    (University College Cork, 2023) De Rosa, Guido; Ruschhaupt, Andreas

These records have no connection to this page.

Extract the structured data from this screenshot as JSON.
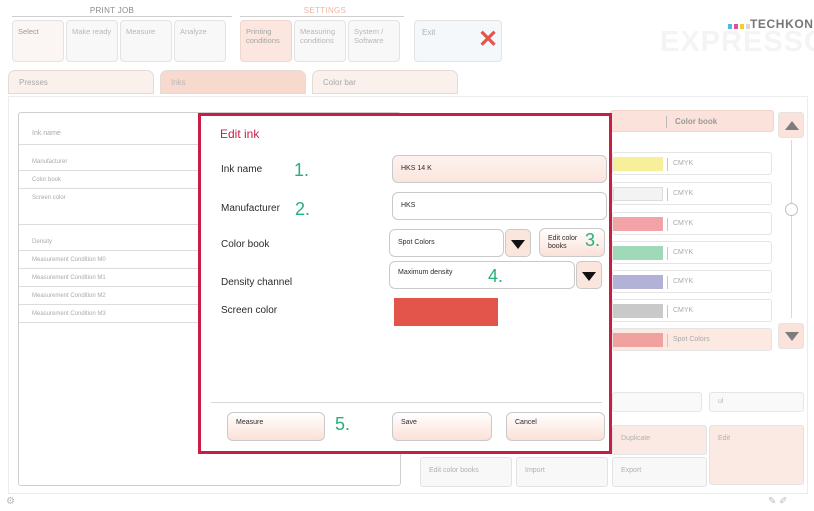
{
  "nav": {
    "print_job_label": "PRINT JOB",
    "settings_label": "SETTINGS",
    "print_job_tiles": [
      "Select",
      "Make ready",
      "Measure",
      "Analyze"
    ],
    "settings_tiles": [
      {
        "label": "Printing conditions"
      },
      {
        "label": "Measuring conditions"
      },
      {
        "label": "System / Software"
      }
    ],
    "exit_label": "Exit"
  },
  "brand": {
    "name": "TECHKON",
    "logo": "EXPRESSO",
    "dot_colors": [
      "#4fb6e9",
      "#e64b9a",
      "#f2d12e",
      "#d8d8d8"
    ]
  },
  "tabs": [
    "Presses",
    "Inks",
    "Color bar"
  ],
  "left_table": {
    "rows": [
      "Ink name",
      "Manufacturer",
      "Color book",
      "Screen color",
      "Density",
      "Measurement Condition M0",
      "Measurement Condition M1",
      "Measurement Condition M2",
      "Measurement Condition M3"
    ]
  },
  "right_list": {
    "header": "Color book",
    "rows": [
      {
        "label": "CMYK",
        "color": "#f7ef9a"
      },
      {
        "label": "CMYK",
        "color": "#f3f3f3"
      },
      {
        "label": "CMYK",
        "color": "#f2a3a8"
      },
      {
        "label": "CMYK",
        "color": "#9fd9b8"
      },
      {
        "label": "CMYK",
        "color": "#b2b2d8"
      },
      {
        "label": "CMYK",
        "color": "#c9c9c9"
      },
      {
        "label": "Spot Colors",
        "color": "#f0a39e"
      }
    ],
    "filter_placeholder": "ul"
  },
  "bg_buttons": {
    "duplicate": "Duplicate",
    "edit": "Edit",
    "edit_color_books": "Edit color books",
    "import": "Import",
    "export": "Export"
  },
  "modal": {
    "title": "Edit ink",
    "labels": {
      "ink_name": "Ink name",
      "manufacturer": "Manufacturer",
      "color_book": "Color book",
      "density_channel": "Density channel",
      "screen_color": "Screen color"
    },
    "values": {
      "ink_name": "HKS 14 K",
      "manufacturer": "HKS",
      "color_book": "Spot Colors",
      "density_channel": "Maximum density",
      "screen_color": "#e3544b"
    },
    "buttons": {
      "edit_color_books": "Edit color books",
      "measure": "Measure",
      "save": "Save",
      "cancel": "Cancel"
    },
    "annotations": [
      "1.",
      "2.",
      "3.",
      "4.",
      "5."
    ]
  },
  "colors": {
    "modal_border": "#c81e46",
    "annotation": "#26b17a",
    "accent_peach": "#fbe2da"
  }
}
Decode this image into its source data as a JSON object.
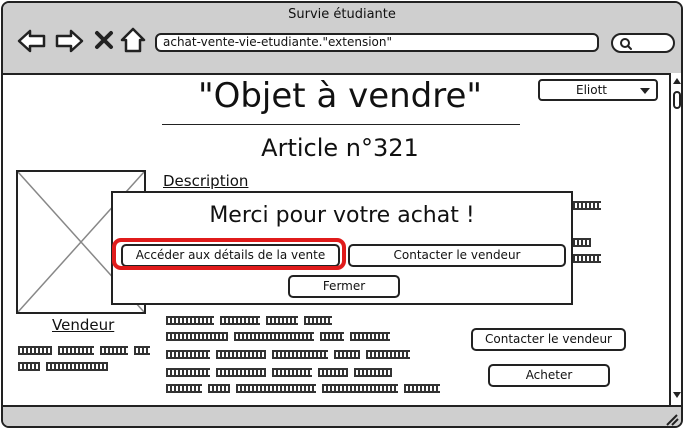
{
  "window": {
    "title": "Survie étudiante"
  },
  "nav": {
    "back_icon": "back-arrow-icon",
    "forward_icon": "forward-arrow-icon",
    "stop_icon": "close-icon",
    "home_icon": "home-icon"
  },
  "address_bar": {
    "value": "achat-vente-vie-etudiante.\"extension\""
  },
  "user_menu": {
    "selected": "Eliott"
  },
  "page": {
    "title": "\"Objet à vendre\"",
    "article": "Article n°321",
    "description_label": "Description",
    "seller_label": "Vendeur",
    "contact_seller": "Contacter le vendeur",
    "buy": "Acheter"
  },
  "modal": {
    "title": "Merci pour votre achat !",
    "details_button": "Accéder aux détails de la vente",
    "contact_button": "Contacter le vendeur",
    "close_button": "Fermer"
  },
  "colors": {
    "highlight": "#e01b1b",
    "chrome": "#cfcfcf"
  }
}
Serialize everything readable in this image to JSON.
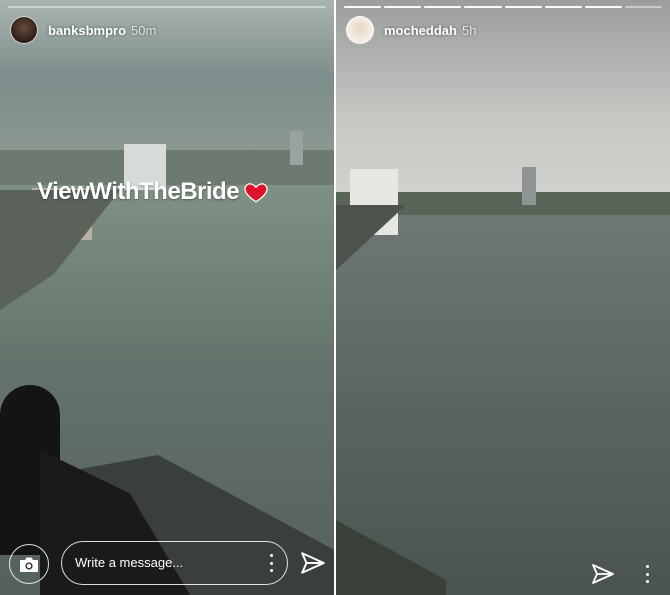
{
  "stories": [
    {
      "username": "banksbmpro",
      "time": "50m",
      "caption": "ViewWithTheBride",
      "caption_emoji": "heart-icon",
      "progress": {
        "segments": 1,
        "completed": 0
      },
      "message_placeholder": "Write a message...",
      "icons": [
        "camera-icon",
        "more-icon",
        "send-icon"
      ]
    },
    {
      "username": "mocheddah",
      "time": "5h",
      "progress": {
        "segments": 8,
        "completed": 7
      },
      "icons": [
        "send-icon",
        "more-icon"
      ]
    }
  ],
  "colors": {
    "heart": "#e0112a",
    "text": "#ffffff"
  }
}
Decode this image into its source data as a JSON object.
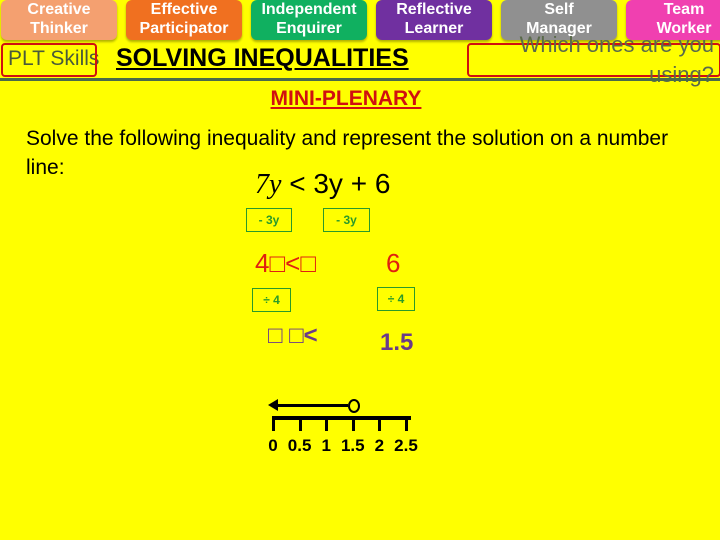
{
  "plt_tiles": [
    {
      "label1": "Creative",
      "label2": "Thinker",
      "color": "#f4a070"
    },
    {
      "label1": "Effective",
      "label2": "Participator",
      "color": "#f07020"
    },
    {
      "label1": "Independent",
      "label2": "Enquirer",
      "color": "#10b060"
    },
    {
      "label1": "Reflective",
      "label2": "Learner",
      "color": "#7030a0"
    },
    {
      "label1": "Self",
      "label2": "Manager",
      "color": "#909090"
    },
    {
      "label1": "Team",
      "label2": "Worker",
      "color": "#f040b0"
    }
  ],
  "header": {
    "plt_label": "PLT Skills",
    "title": "SOLVING INEQUALITIES",
    "question": "Which ones are you using?"
  },
  "subtitle": "MINI-PLENARY",
  "instruction": "Solve the following inequality and represent the solution on a number line:",
  "equation": {
    "lhs": "7y",
    "sign": "<",
    "rhs": "3y + 6"
  },
  "steps": {
    "op1_left": "- 3y",
    "op1_right": "- 3y",
    "line2_left": "4□<□",
    "line2_right": "6",
    "op2_left": "÷ 4",
    "op2_right": "÷ 4",
    "line3_left": "□ □<",
    "line3_right": "1.5"
  },
  "number_line": {
    "ticks": [
      "0",
      "0.5",
      "1",
      "1.5",
      "2",
      "2.5"
    ],
    "open_circle_at": 1.5,
    "direction": "left"
  }
}
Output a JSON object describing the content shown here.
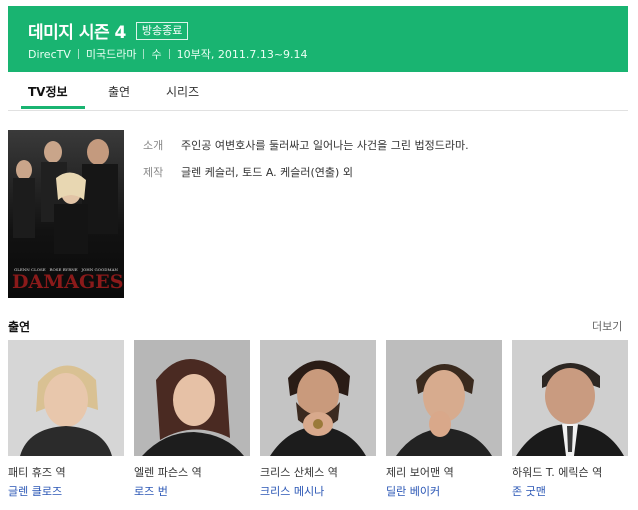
{
  "header": {
    "title": "데미지 시즌 4",
    "badge": "방송종료",
    "meta": [
      "DirecTV",
      "미국드라마",
      "수",
      "10부작, 2011.7.13~9.14"
    ]
  },
  "tabs": [
    "TV정보",
    "출연",
    "시리즈"
  ],
  "poster": {
    "logo_text": "DAMAGES",
    "credit_names": [
      "GLENN CLOSE",
      "ROSE BYRNE",
      "JOHN GOODMAN"
    ]
  },
  "info": {
    "synopsis_label": "소개",
    "synopsis_value": "주인공 여변호사를 둘러싸고 일어나는 사건을 그린 법정드라마.",
    "producer_label": "제작",
    "producer_value": "글렌 케슬러, 토드 A. 케슬러(연출) 외"
  },
  "cast_section": {
    "heading": "출연",
    "more": "더보기",
    "items": [
      {
        "role": "패티 휴즈 역",
        "name": "글렌 클로즈"
      },
      {
        "role": "엘렌 파슨스 역",
        "name": "로즈 번"
      },
      {
        "role": "크리스 산체스 역",
        "name": "크리스 메시나"
      },
      {
        "role": "제리 보어맨 역",
        "name": "딜란 베이커"
      },
      {
        "role": "하워드 T. 에릭슨 역",
        "name": "존 굿맨"
      }
    ]
  },
  "colors": {
    "accent": "#19b471",
    "link": "#2a56b5"
  }
}
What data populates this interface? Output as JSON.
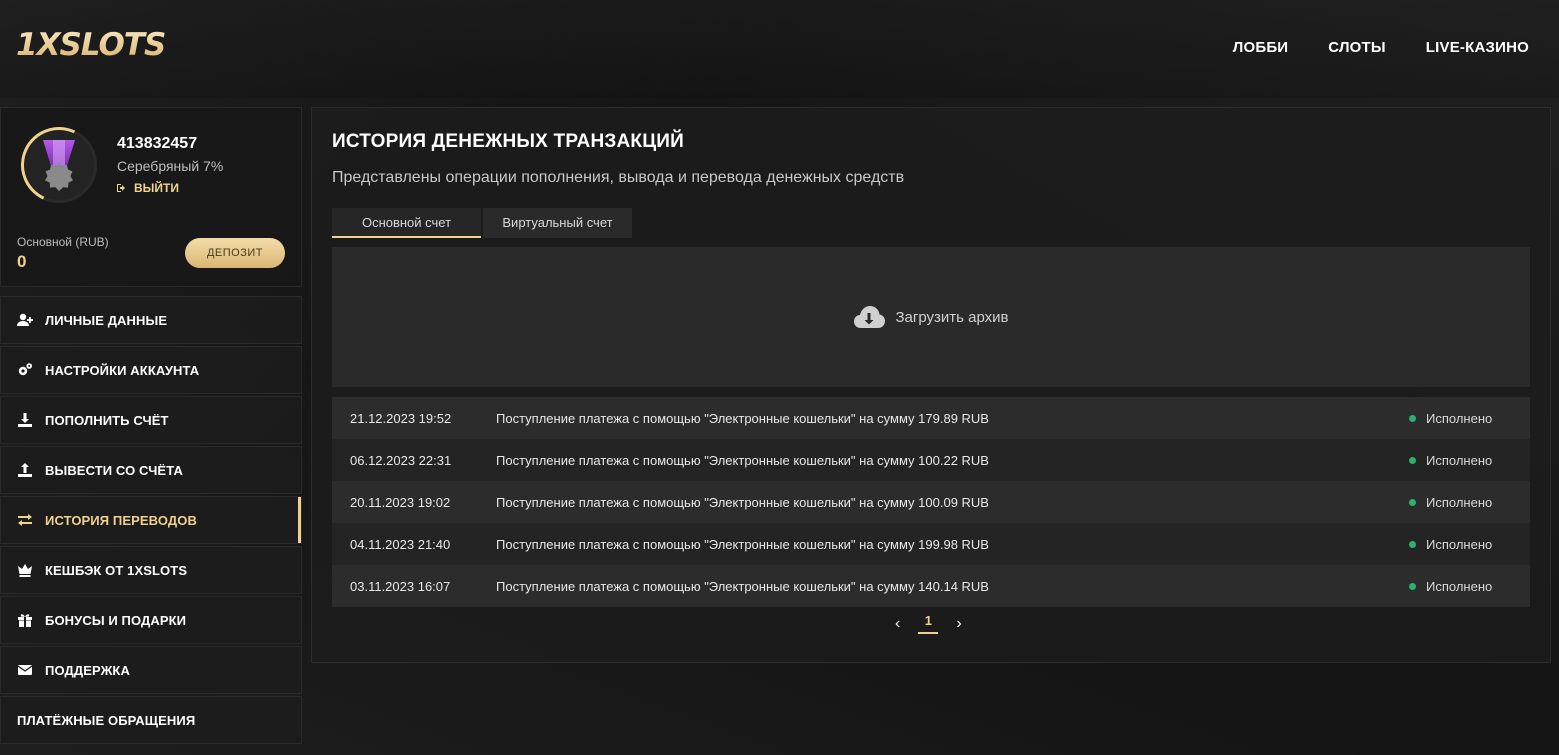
{
  "header": {
    "logo": "1XSLOTS",
    "nav": [
      {
        "label": "ЛОББИ"
      },
      {
        "label": "СЛОТЫ"
      },
      {
        "label": "LIVE-КАЗИНО"
      }
    ]
  },
  "profile": {
    "user_id": "413832457",
    "level": "Серебряный 7%",
    "logout_label": "ВЫЙТИ",
    "balance_label": "Основной (RUB)",
    "balance_value": "0",
    "deposit_label": "ДЕПОЗИТ"
  },
  "sidebar": {
    "items": [
      {
        "label": "ЛИЧНЫЕ ДАННЫЕ",
        "icon": "user-plus-icon"
      },
      {
        "label": "НАСТРОЙКИ АККАУНТА",
        "icon": "gears-icon"
      },
      {
        "label": "ПОПОЛНИТЬ СЧЁТ",
        "icon": "download-icon"
      },
      {
        "label": "ВЫВЕСТИ СО СЧЁТА",
        "icon": "upload-icon"
      },
      {
        "label": "ИСТОРИЯ ПЕРЕВОДОВ",
        "icon": "exchange-icon",
        "active": true
      },
      {
        "label": "КЕШБЭК ОТ 1XSLOTS",
        "icon": "crown-icon"
      },
      {
        "label": "БОНУСЫ И ПОДАРКИ",
        "icon": "gift-icon"
      },
      {
        "label": "ПОДДЕРЖКА",
        "icon": "envelope-icon"
      },
      {
        "label": "ПЛАТЁЖНЫЕ ОБРАЩЕНИЯ",
        "icon": ""
      }
    ]
  },
  "main": {
    "title": "ИСТОРИЯ ДЕНЕЖНЫХ ТРАНЗАКЦИЙ",
    "subtitle": "Представлены операции пополнения, вывода и перевода денежных средств",
    "tabs": [
      {
        "label": "Основной счет",
        "active": true
      },
      {
        "label": "Виртуальный счет",
        "active": false
      }
    ],
    "archive_label": "Загрузить архив",
    "transactions": [
      {
        "date": "21.12.2023 19:52",
        "description": "Поступление платежа с помощью \"Электронные кошельки\" на сумму 179.89 RUB",
        "status": "Исполнено"
      },
      {
        "date": "06.12.2023 22:31",
        "description": "Поступление платежа с помощью \"Электронные кошельки\" на сумму 100.22 RUB",
        "status": "Исполнено"
      },
      {
        "date": "20.11.2023 19:02",
        "description": "Поступление платежа с помощью \"Электронные кошельки\" на сумму 100.09 RUB",
        "status": "Исполнено"
      },
      {
        "date": "04.11.2023 21:40",
        "description": "Поступление платежа с помощью \"Электронные кошельки\" на сумму 199.98 RUB",
        "status": "Исполнено"
      },
      {
        "date": "03.11.2023 16:07",
        "description": "Поступление платежа с помощью \"Электронные кошельки\" на сумму 140.14 RUB",
        "status": "Исполнено"
      }
    ],
    "pagination": {
      "current": "1",
      "prev": "‹",
      "next": "›"
    }
  },
  "colors": {
    "accent": "#f0d28c",
    "status_ok": "#29b36b",
    "panel": "#1c1c1c"
  }
}
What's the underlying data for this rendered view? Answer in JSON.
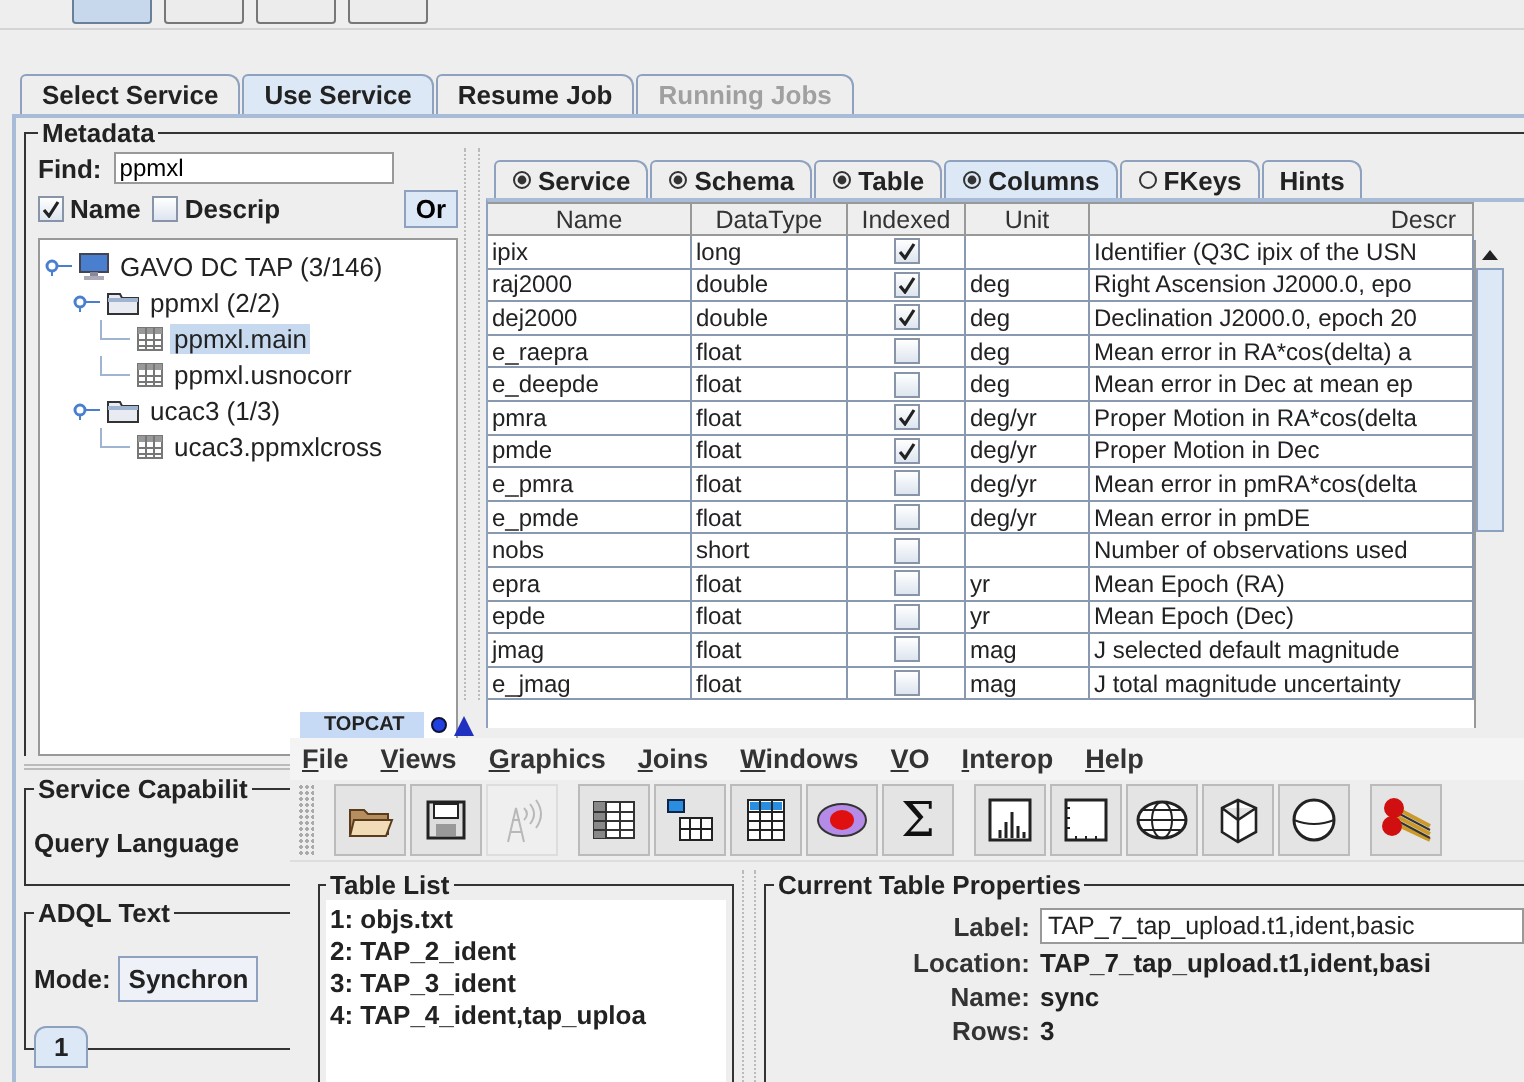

    This work relates to the "problem of time", the difficulties of which represent a classic problem in the foundations of quantum mechanics. It can be traced back to the argument, by Wolfgang Pauli, on the impossibility of defining time as a quantum observable, due to contradictions related to the spectrum of energy (1933). A number of models, aimed at overcoming such difficulties, have been developed over the decades, and are reviewed in the present work. Particular attention is paid to the theoretical framework first proposed by Page and Wootters in 1983 (later improved by Lloyd, Giovannetti and Maccone and others), where time and unitary evolution only emerge in terms of entanglement between non-interacting subsystems of an otherwise stationary "universe'", and where one of the subsystems acts as a "clock'" for the `"rest" of it. Discrete clocks, within the framework, are implemented, using existing results related to quantum systems described by finite-dimensional Hilbert spaces. The formalism is then applied to some simple quantum systems, and a numerical comparison is performed between the Page--Wootters model and the predictions of "ordinary'" quantum mechanics. The Page and Wootters formalism is also applied to non-unitary systems, such as those modeled in absorption theories of time-of-arrival at a particle detector. A comparison is made between the predictions of the two models as well. The case of a differing result opens the way to the potential of an experimental verification. Future lines of research may cover a broader phenomenology, and include a relativistic extension, which is briefly introduced.